Assignment: Print all of the data exactly, but drop the pictures.

Task data:
——————————

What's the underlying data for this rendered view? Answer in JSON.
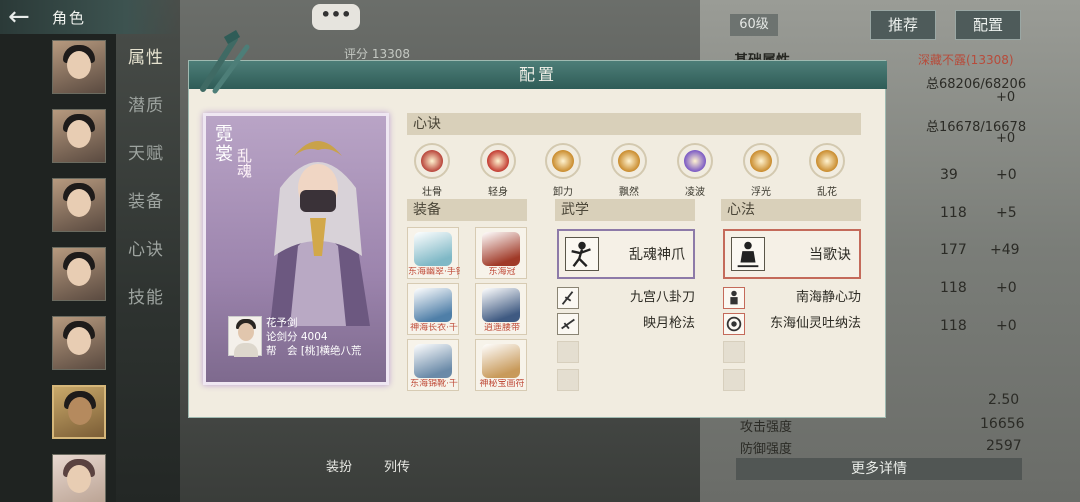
{
  "topbar": {
    "back_icon": "back-arrow-icon",
    "title": "角色"
  },
  "sidebar": {
    "menu": [
      "属性",
      "潜质",
      "天赋",
      "装备",
      "心诀",
      "技能"
    ],
    "active_menu_index": 0
  },
  "chat_button": "•••",
  "background": {
    "score": "评分 13308",
    "level": "60级",
    "recommend_button": "推荐",
    "config_button": "配置",
    "attr_title": "基础属性",
    "attr_hidden": "深藏不露(13308)",
    "hp_line": "总68206/68206",
    "plus_zero": "+0",
    "mp_line": "总16678/16678",
    "stat_rows": [
      {
        "value": "39",
        "bonus": "+0"
      },
      {
        "value": "118",
        "bonus": "+5"
      },
      {
        "value": "177",
        "bonus": "+49"
      },
      {
        "value": "118",
        "bonus": "+0"
      },
      {
        "value": "118",
        "bonus": "+0"
      }
    ],
    "stat_value_1": "2.50",
    "attack_label": "攻击强度",
    "attack_value": "16656",
    "defense_label": "防御强度",
    "defense_value": "2597",
    "more_details": "更多详情",
    "dress_button": "装扮",
    "biography_button": "列传"
  },
  "modal": {
    "title": "配置",
    "character": {
      "title": "霓裳",
      "subtitle": "乱魂",
      "owner_name": "花予剑",
      "owner_score": "论剑分 4004",
      "owner_guild": "帮　会 [桃]横绝八荒"
    },
    "xinjue_header": "心诀",
    "xinjue_skills": [
      {
        "name": "壮骨",
        "color": "#b8443a"
      },
      {
        "name": "轻身",
        "color": "#c23a30"
      },
      {
        "name": "卸力",
        "color": "#c98b2c"
      },
      {
        "name": "飘然",
        "color": "#c98b2c"
      },
      {
        "name": "凌波",
        "color": "#7a58c4"
      },
      {
        "name": "浮光",
        "color": "#c98b2c"
      },
      {
        "name": "乱花",
        "color": "#c98b2c"
      }
    ],
    "equip_header": "装备",
    "equipment": [
      {
        "name": "东海幽翠·手镯",
        "color": "#7fb8c6"
      },
      {
        "name": "东海冠",
        "color": "#a03a28"
      },
      {
        "name": "神海长衣·千",
        "color": "#4f7fa8"
      },
      {
        "name": "逍遥腰带",
        "color": "#3f5a82"
      },
      {
        "name": "东海锦靴·千",
        "color": "#6a8aa8"
      },
      {
        "name": "神秘宝画符",
        "color": "#c89a5a"
      }
    ],
    "wuxue_header": "武学",
    "wuxue_main": "乱魂神爪",
    "wuxue_subs": [
      "九宫八卦刀",
      "映月枪法"
    ],
    "xinfa_header": "心法",
    "xinfa_main": "当歌诀",
    "xinfa_subs": [
      "南海静心功",
      "东海仙灵吐纳法"
    ]
  }
}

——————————

Response to this exercise:
What's the underlying data for this rendered view? Answer in JSON.
{
  "topbar": {
    "back_icon": "back-arrow-icon",
    "title": "角色"
  },
  "sidebar": {
    "menu": [
      "属性",
      "潜质",
      "天赋",
      "装备",
      "心诀",
      "技能"
    ],
    "active_menu_index": 0
  },
  "chat_button": "•••",
  "background": {
    "score": "评分 13308",
    "level": "60级",
    "recommend_button": "推荐",
    "config_button": "配置",
    "attr_title": "基础属性",
    "attr_hidden": "深藏不露(13308)",
    "hp_line": "总68206/68206",
    "plus_zero": "+0",
    "mp_line": "总16678/16678",
    "stat_rows": [
      {
        "value": "39",
        "bonus": "+0"
      },
      {
        "value": "118",
        "bonus": "+5"
      },
      {
        "value": "177",
        "bonus": "+49"
      },
      {
        "value": "118",
        "bonus": "+0"
      },
      {
        "value": "118",
        "bonus": "+0"
      }
    ],
    "stat_value_1": "2.50",
    "attack_label": "攻击强度",
    "attack_value": "16656",
    "defense_label": "防御强度",
    "defense_value": "2597",
    "more_details": "更多详情",
    "dress_button": "装扮",
    "biography_button": "列传"
  },
  "modal": {
    "title": "配置",
    "character": {
      "title": "霓裳",
      "subtitle": "乱魂",
      "owner_name": "花予剑",
      "owner_score": "论剑分 4004",
      "owner_guild": "帮　会 [桃]横绝八荒"
    },
    "xinjue_header": "心诀",
    "xinjue_skills": [
      {
        "name": "壮骨",
        "color": "#b8443a"
      },
      {
        "name": "轻身",
        "color": "#c23a30"
      },
      {
        "name": "卸力",
        "color": "#c98b2c"
      },
      {
        "name": "飘然",
        "color": "#c98b2c"
      },
      {
        "name": "凌波",
        "color": "#7a58c4"
      },
      {
        "name": "浮光",
        "color": "#c98b2c"
      },
      {
        "name": "乱花",
        "color": "#c98b2c"
      }
    ],
    "equip_header": "装备",
    "equipment": [
      {
        "name": "东海幽翠·手镯",
        "color": "#7fb8c6"
      },
      {
        "name": "东海冠",
        "color": "#a03a28"
      },
      {
        "name": "神海长衣·千",
        "color": "#4f7fa8"
      },
      {
        "name": "逍遥腰带",
        "color": "#3f5a82"
      },
      {
        "name": "东海锦靴·千",
        "color": "#6a8aa8"
      },
      {
        "name": "神秘宝画符",
        "color": "#c89a5a"
      }
    ],
    "wuxue_header": "武学",
    "wuxue_main": "乱魂神爪",
    "wuxue_subs": [
      "九宫八卦刀",
      "映月枪法"
    ],
    "xinfa_header": "心法",
    "xinfa_main": "当歌诀",
    "xinfa_subs": [
      "南海静心功",
      "东海仙灵吐纳法"
    ]
  }
}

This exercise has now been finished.